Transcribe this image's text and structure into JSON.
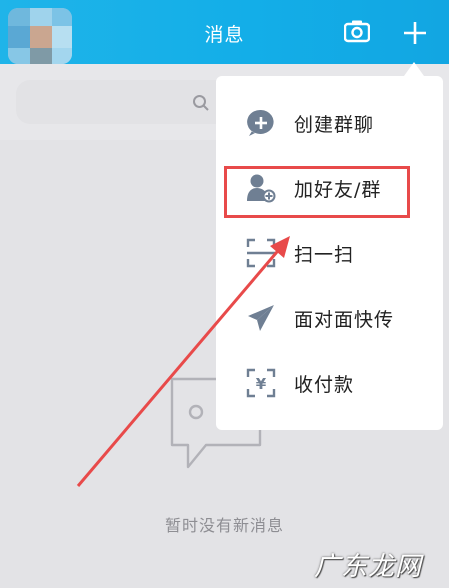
{
  "header": {
    "title": "消息"
  },
  "search": {
    "placeholder": ""
  },
  "menu": {
    "items": [
      {
        "label": "创建群聊",
        "icon": "create-group-icon"
      },
      {
        "label": "加好友/群",
        "icon": "add-friend-icon"
      },
      {
        "label": "扫一扫",
        "icon": "scan-icon"
      },
      {
        "label": "面对面快传",
        "icon": "send-icon"
      },
      {
        "label": "收付款",
        "icon": "payment-icon"
      }
    ]
  },
  "empty_state": {
    "text": "暂时没有新消息"
  },
  "watermark": {
    "text": "广东龙网"
  },
  "colors": {
    "header": "#13aee8",
    "highlight": "#e84a4a",
    "icon_gray": "#6f7f93"
  }
}
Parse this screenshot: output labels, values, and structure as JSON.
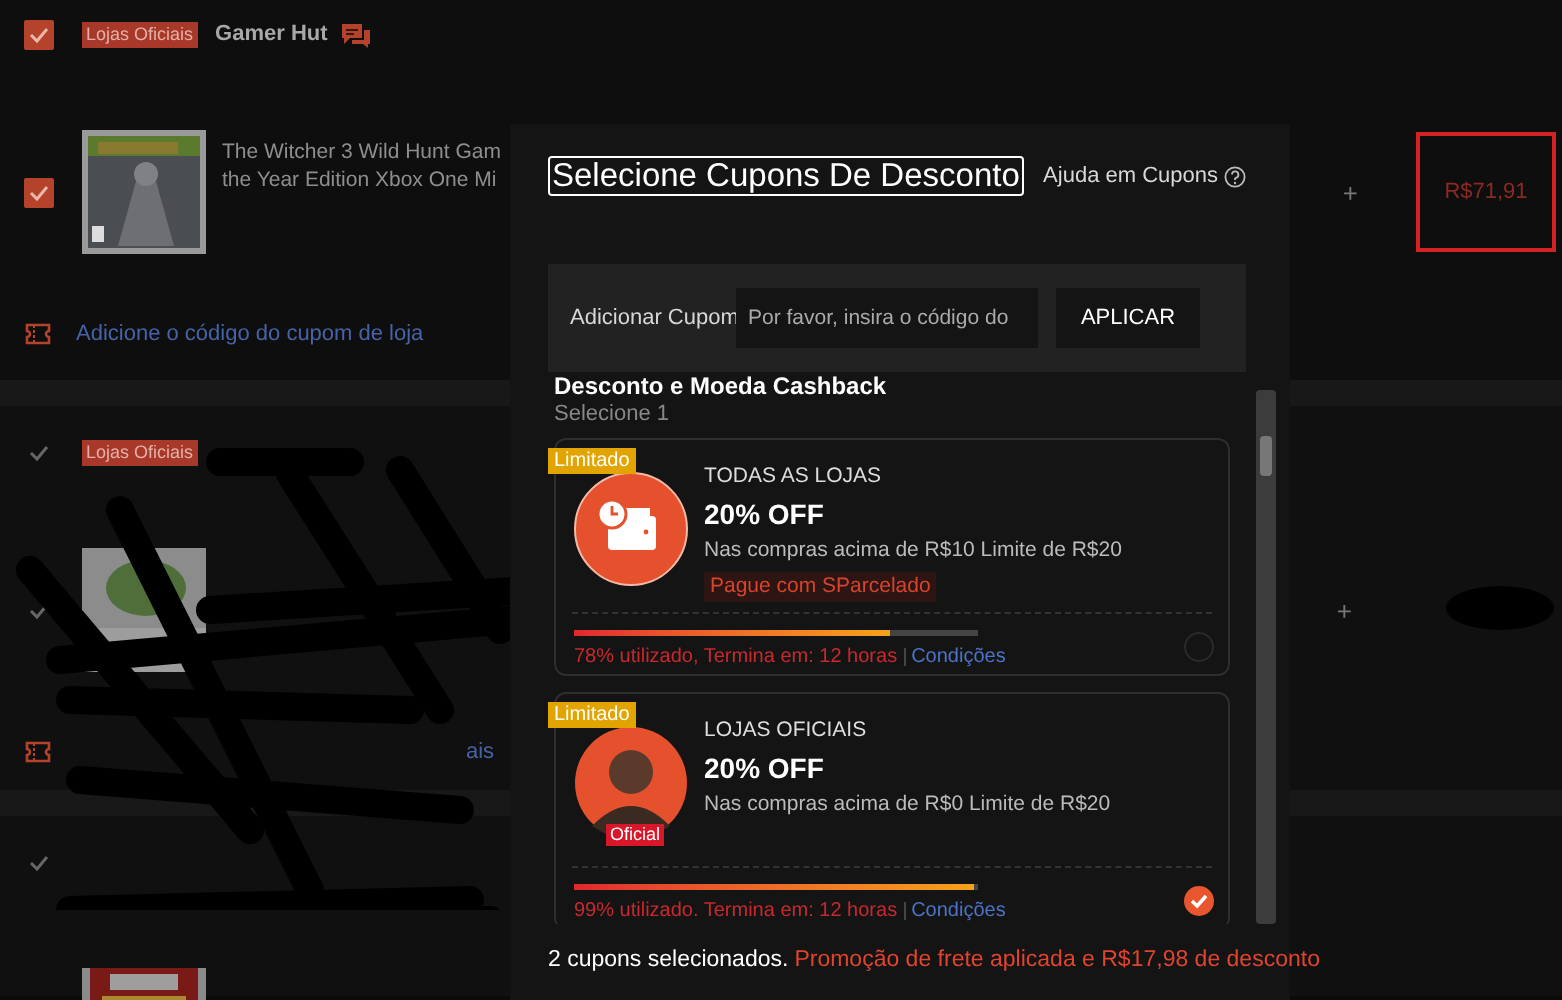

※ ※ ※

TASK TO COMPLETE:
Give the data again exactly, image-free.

RESPONSE:
Transcribe this image's text and structure into JSON.
{
  "header": {
    "title": "消息"
  },
  "search": {
    "placeholder": ""
  },
  "menu": {
    "items": [
      {
        "label": "创建群聊",
        "icon": "create-group-icon"
      },
      {
        "label": "加好友/群",
        "icon": "add-friend-icon"
      },
      {
        "label": "扫一扫",
        "icon": "scan-icon"
      },
      {
        "label": "面对面快传",
        "icon": "send-icon"
      },
      {
        "label": "收付款",
        "icon": "payment-icon"
      }
    ]
  },
  "empty_state": {
    "text": "暂时没有新消息"
  },
  "watermark": {
    "text": "广东龙网"
  },
  "colors": {
    "header": "#13aee8",
    "highlight": "#e84a4a",
    "icon_gray": "#6f7f93"
  }
}
Parse this screenshot: output labels, values, and structure as JSON.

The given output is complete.